Keeping in line with the enormous expectations this fan base always seems to have for this program, the internet was hoping athletics director Fred Glass could woo the former Indiana star back to his alma mater, pry him away from the most tradition-rich program in the country to spearhead a rebuilding effort for the team that finished tied for 10th in the Big Ten standings this season.

Those hopes seemed pretty unrealistic from the beginning — though it is difficult to argue with the immense financial attractiveness any Big Ten program has — but a perfect example of the kind of expectations that await Miller.

Marquette is plenty of distance up the college-basketball ladder from Dayton, but it was Crean, too, who made a career leap to the Hoosiers almost a decade ago. Crean's nine-year tenure featured some program-saving digging out from the horrendous spot Kelvin Sampson left things in. It also featured two outright Big Ten championships and three seasons of 27 or more wins. But all that couldn't keep the crushing expectations off Crean's shoulders, and one season after he won a conference title in one of the toughest conference's in college hoops, he was out.

Crean's kind of success wasn't good enough at Indiana. Will Miller's be?

Of course there was inconsistency that accompanied Crean's winning. The Hoosiers were just two wins above .500 this season, the same thing that was true a season after Indiana earned a No. 1 seed in the 2013 NCAA tournament. The two winningest seasons during Crean's tenure were followed by years in which Indiana didn't make the NCAA tournament. Not the kind of trajectory a program expecting a national championship wants to see, hence his firing.

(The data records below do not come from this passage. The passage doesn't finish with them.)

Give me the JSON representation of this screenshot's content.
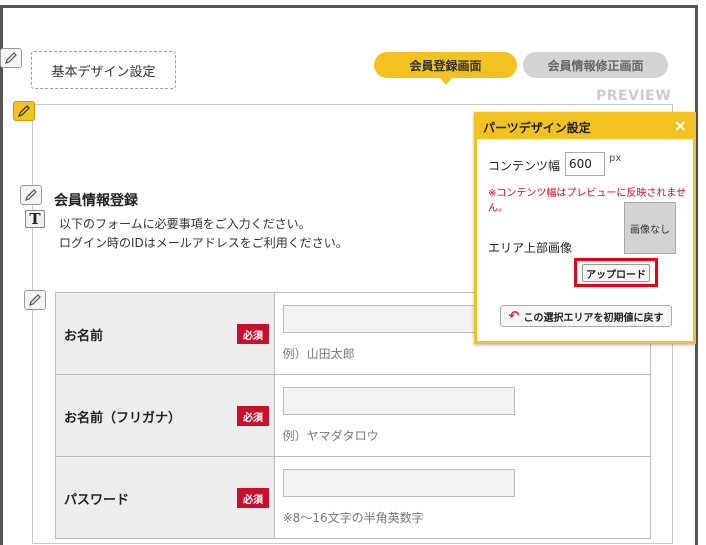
{
  "header": {
    "basic_design_button": "基本デザイン設定",
    "tabs": [
      {
        "label": "会員登録画面",
        "active": true
      },
      {
        "label": "会員情報修正画面",
        "active": false
      }
    ],
    "preview_label": "PREVIEW"
  },
  "section": {
    "title": "会員情報登録",
    "desc_line1": "以下のフォームに必要事項をご入力ください。",
    "desc_line2": "ログイン時のIDはメールアドレスをご利用ください。"
  },
  "form": {
    "required_badge": "必須",
    "rows": [
      {
        "label": "お名前",
        "hint": "例）山田太郎"
      },
      {
        "label": "お名前（フリガナ）",
        "hint": "例）ヤマダタロウ"
      },
      {
        "label": "パスワード",
        "hint": "※8～16文字の半角英数字"
      }
    ]
  },
  "popup": {
    "title": "パーツデザイン設定",
    "close": "×",
    "content_width_label": "コンテンツ幅",
    "content_width_value": "600",
    "unit": "px",
    "warning": "※コンテンツ幅はプレビューに反映されません。",
    "area_image_label": "エリア上部画像",
    "no_image": "画像なし",
    "upload_button": "アップロード",
    "reset_button": "この選択エリアを初期値に戻す"
  },
  "colors": {
    "accent": "#f2c320",
    "required": "#c8102e",
    "warning": "#e60012"
  }
}
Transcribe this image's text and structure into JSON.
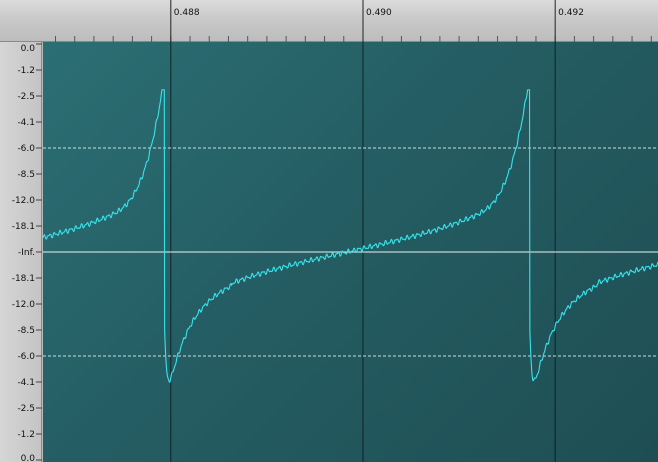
{
  "time_ruler": {
    "labels": [
      "0.488",
      "0.490",
      "0.492"
    ],
    "values": [
      0.488,
      0.49,
      0.492
    ]
  },
  "amplitude_ruler": {
    "labels": [
      "0.0",
      "-1.2",
      "-2.5",
      "-4.1",
      "-6.0",
      "-8.5",
      "-12.0",
      "-18.1",
      "-Inf.",
      "-18.1",
      "-12.0",
      "-8.5",
      "-6.0",
      "-4.1",
      "-2.5",
      "-1.2",
      "0.0"
    ],
    "linear_levels": [
      1.0,
      0.875,
      0.75,
      0.625,
      0.5,
      0.375,
      0.25,
      0.125,
      0.0,
      -0.125,
      -0.25,
      -0.375,
      -0.5,
      -0.625,
      -0.75,
      -0.875,
      -1.0
    ]
  },
  "guides": {
    "half_level_db": "-6.0",
    "half_level_linear": 0.5
  },
  "colors": {
    "waveform": "#37e4ec",
    "background": "#245d63",
    "centerline": "#e8f4f4",
    "guide": "#d8eeee",
    "marker": "#0b1a1c"
  },
  "view": {
    "time_start": 0.48667,
    "time_end": 0.49307,
    "amplitude_range": [
      -1.0,
      1.0
    ]
  }
}
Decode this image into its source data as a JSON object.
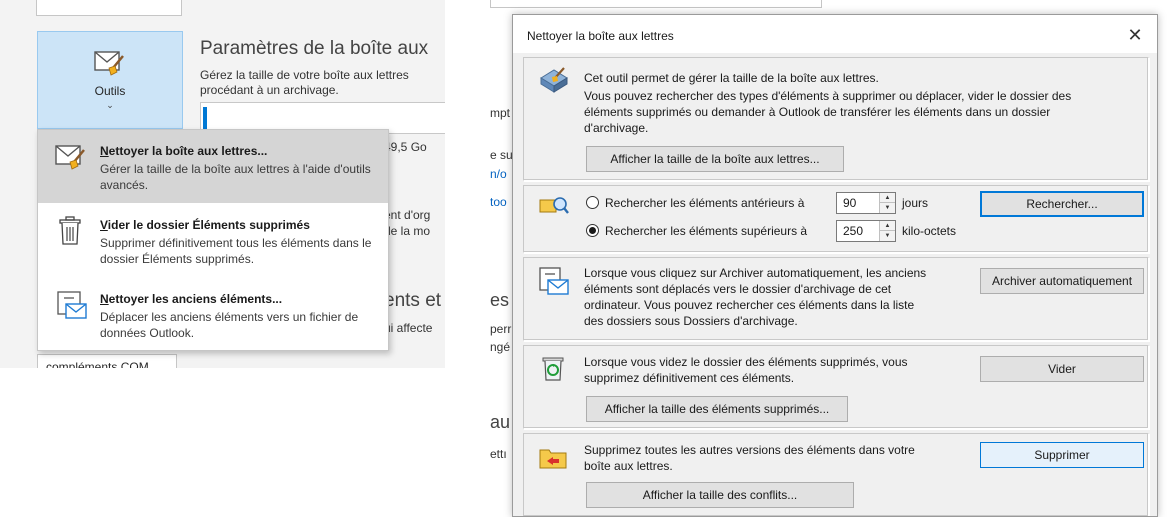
{
  "left_panel": {
    "tools_button": {
      "label": "Outils"
    },
    "settings_title": "Paramètres de la boîte aux",
    "settings_desc": [
      "Gérez la taille de votre boîte aux lettres",
      "procédant à un archivage."
    ],
    "background": {
      "size_text": "49,5 Go",
      "frag1": "ent d'org",
      "frag2": "de la mo",
      "title2": "ents et",
      "frag3": "ui affecte"
    },
    "com_box_text": "compléments COM",
    "menu": [
      {
        "title": "Nettoyer la boîte aux lettres...",
        "accel": "N",
        "rest": "ettoyer la boîte aux lettres...",
        "desc": "Gérer la taille de la boîte aux lettres à l'aide d'outils avancés.",
        "icon": "mailbox-cleanup-icon"
      },
      {
        "title": "Vider le dossier Éléments supprimés",
        "accel": "V",
        "rest": "ider le dossier Éléments supprimés",
        "desc": "Supprimer définitivement tous les éléments dans le dossier Éléments supprimés.",
        "icon": "trash-can-icon"
      },
      {
        "title": "Nettoyer les anciens éléments...",
        "accel": "N",
        "rest": "ettoyer les anciens éléments...",
        "desc": "Déplacer les anciens éléments vers un fichier de données Outlook.",
        "icon": "archive-icon"
      }
    ]
  },
  "background_fragments": [
    "mpt",
    "e su",
    "n/o",
    "too",
    "es (",
    "perr",
    "ngé",
    "au",
    "ettı"
  ],
  "dialog": {
    "title": "Nettoyer la boîte aux lettres",
    "close_symbol": "✕",
    "section1": {
      "line1": "Cet outil permet de gérer la taille de la boîte aux lettres.",
      "line2": "Vous pouvez rechercher des types d'éléments à supprimer ou déplacer, vider le dossier des",
      "line3": "éléments supprimés ou demander à Outlook de transférer les éléments dans un dossier",
      "line4": "d'archivage.",
      "button": "Afficher la taille de la boîte aux lettres..."
    },
    "section2": {
      "radio1_label": "Rechercher les éléments antérieurs à",
      "radio1_value": "90",
      "radio1_unit": "jours",
      "radio2_label": "Rechercher les éléments supérieurs à",
      "radio2_value": "250",
      "radio2_unit": "kilo-octets",
      "button": "Rechercher..."
    },
    "section3": {
      "line1": "Lorsque vous cliquez sur Archiver automatiquement, les anciens",
      "line2": "éléments sont déplacés vers le dossier d'archivage de cet",
      "line3": "ordinateur. Vous pouvez rechercher ces éléments dans la liste",
      "line4": "des dossiers sous Dossiers d'archivage.",
      "button": "Archiver automatiquement"
    },
    "section4": {
      "line1": "Lorsque vous videz le dossier des éléments supprimés, vous",
      "line2": "supprimez définitivement ces éléments.",
      "button": "Vider",
      "size_button": "Afficher la taille des éléments supprimés..."
    },
    "section5": {
      "line1": "Supprimez toutes les autres versions des éléments dans votre",
      "line2": "boîte aux lettres.",
      "button": "Supprimer",
      "size_button": "Afficher la taille des conflits..."
    }
  },
  "colors": {
    "accent": "#0078d4",
    "selected_tile": "#cce4f7",
    "menu_highlight": "#d5d5d5",
    "dialog_bg": "#f0f0f0"
  }
}
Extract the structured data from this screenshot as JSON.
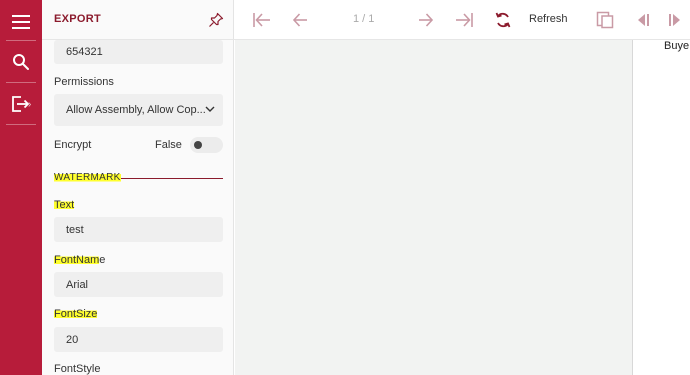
{
  "rail": {
    "items": [
      {
        "name": "menu",
        "icon": "hamburger-menu-icon"
      },
      {
        "name": "search",
        "icon": "search-icon"
      },
      {
        "name": "export",
        "icon": "export-icon"
      }
    ],
    "expand_glyph": "›"
  },
  "panel": {
    "title": "EXPORT",
    "password_value": "654321",
    "permissions_label": "Permissions",
    "permissions_value": "Allow Assembly, Allow Cop...",
    "encrypt_label": "Encrypt",
    "encrypt_value": "False",
    "encrypt_on": false,
    "watermark_section": "WATERMARK",
    "text_label": "Text",
    "text_value": "test",
    "fontname_label_hl": "FontNam",
    "fontname_label_rest": "e",
    "fontname_value": "Arial",
    "fontsize_label": "FontSize",
    "fontsize_value": "20",
    "fontstyle_label": "FontStyle"
  },
  "toolbar": {
    "page_indicator": "1 / 1",
    "refresh_label": "Refresh"
  },
  "document": {
    "visible_text": "Buye"
  },
  "colors": {
    "brand": "#b71c3a",
    "accent": "#8b1a2c",
    "toolbar_icon": "#c99aa5",
    "highlight": "#ffff2d"
  }
}
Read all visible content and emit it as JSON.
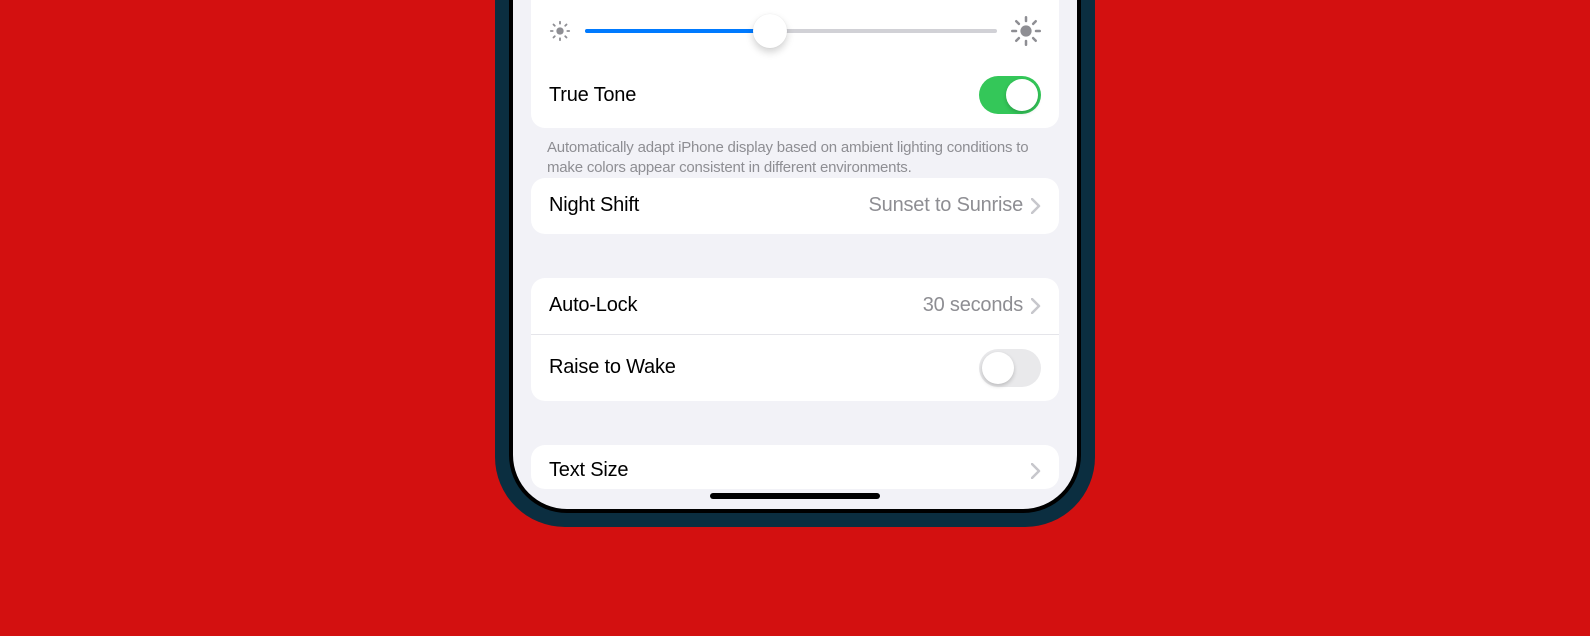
{
  "brightness": {
    "slider_percent": 45
  },
  "true_tone": {
    "label": "True Tone",
    "enabled": true,
    "description": "Automatically adapt iPhone display based on ambient lighting conditions to make colors appear consistent in different environments."
  },
  "night_shift": {
    "label": "Night Shift",
    "value": "Sunset to Sunrise"
  },
  "auto_lock": {
    "label": "Auto-Lock",
    "value": "30 seconds"
  },
  "raise_to_wake": {
    "label": "Raise to Wake",
    "enabled": false
  },
  "text_size": {
    "label": "Text Size"
  }
}
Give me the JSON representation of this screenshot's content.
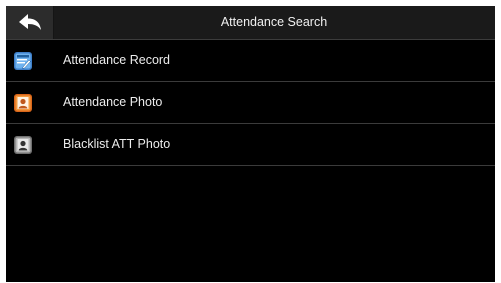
{
  "header": {
    "back_icon": "back-arrow-icon",
    "title": "Attendance Search"
  },
  "menu": {
    "items": [
      {
        "label": "Attendance Record",
        "icon": "attendance-record-icon",
        "color": "#4a90d9"
      },
      {
        "label": "Attendance Photo",
        "icon": "attendance-photo-icon",
        "color": "#e8791c"
      },
      {
        "label": "Blacklist ATT Photo",
        "icon": "blacklist-photo-icon",
        "color": "#8a8a8a"
      }
    ]
  },
  "colors": {
    "background": "#000000",
    "titlebar": "#1a1a1a",
    "divider": "#3b3b3b",
    "text": "#ececec"
  }
}
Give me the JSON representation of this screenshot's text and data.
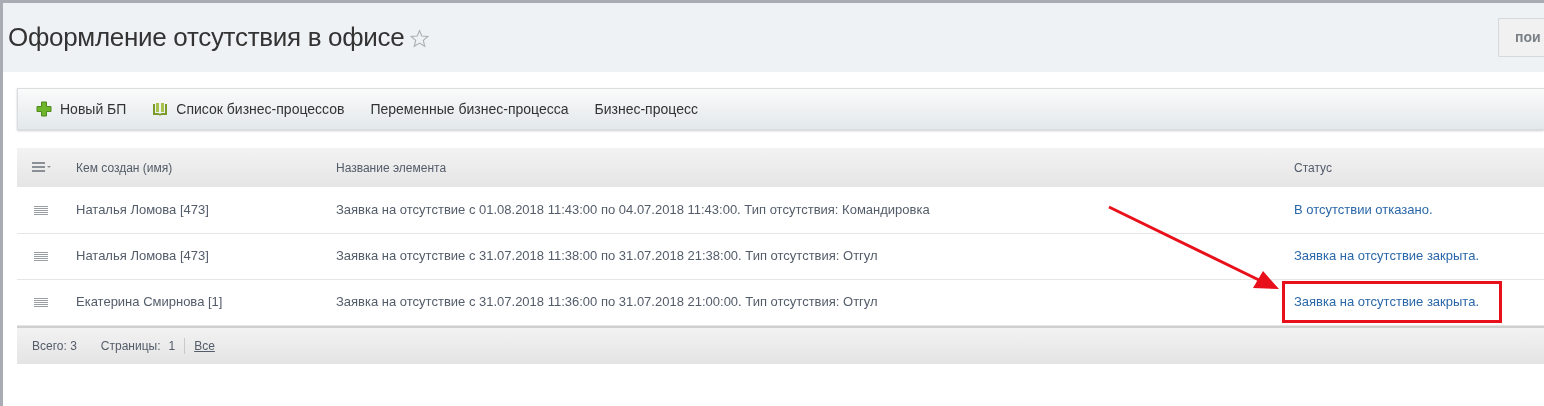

But that goes to show how tough the task is in Bloomington, not necessarily when it comes to building a winner but when it comes to pleasing the folks in this basketball-loving state.

That's Miller's job now, and there likely won't be too long of a honeymoon period. Miller won at the lower levels of college basketball, winning 102 games over the past four seasons, but the Big Ten is a different animal. Another former Matta assistant, John Groce, found that out over his five seasons at Illinois. After getting hired off a Sweet Sixteen run at Ohio, Groce made the NCAA tournament just once in his five seasons in Champaign, the reason for the Big Ten's other coaching change this offseason.

Miller comes to Indiana with a better resume than Groce brought to Illinois — the A-10 is a much better league on an annual basis than the MAC, and Miller did more consistent winning over a longer stretch — but with a similar challenge ahead of him. Illini fans soured on Groce relatively quick, with questions about his job status lingering for a couple of years before he was fired earlier this month. Certainly Crean was never free from questions about his job status during his time in Bloomington, not even getting them to go away with a Big Ten championship last season. Will Hoosier fans treat Miller any differently if a deep tournament run doesn't come in one of Miller's first few seasons?

Of course, that all comes with the territory of being a college basketball coach, and Miller knows that well from his time as a major-conference assistant and with his brother the head coach at Arizona. But now he has to live it every day.

Miller is a great hire by Glass. It's time to find out if Indiana and its sky-high expectations make for a great landing spot for Miller.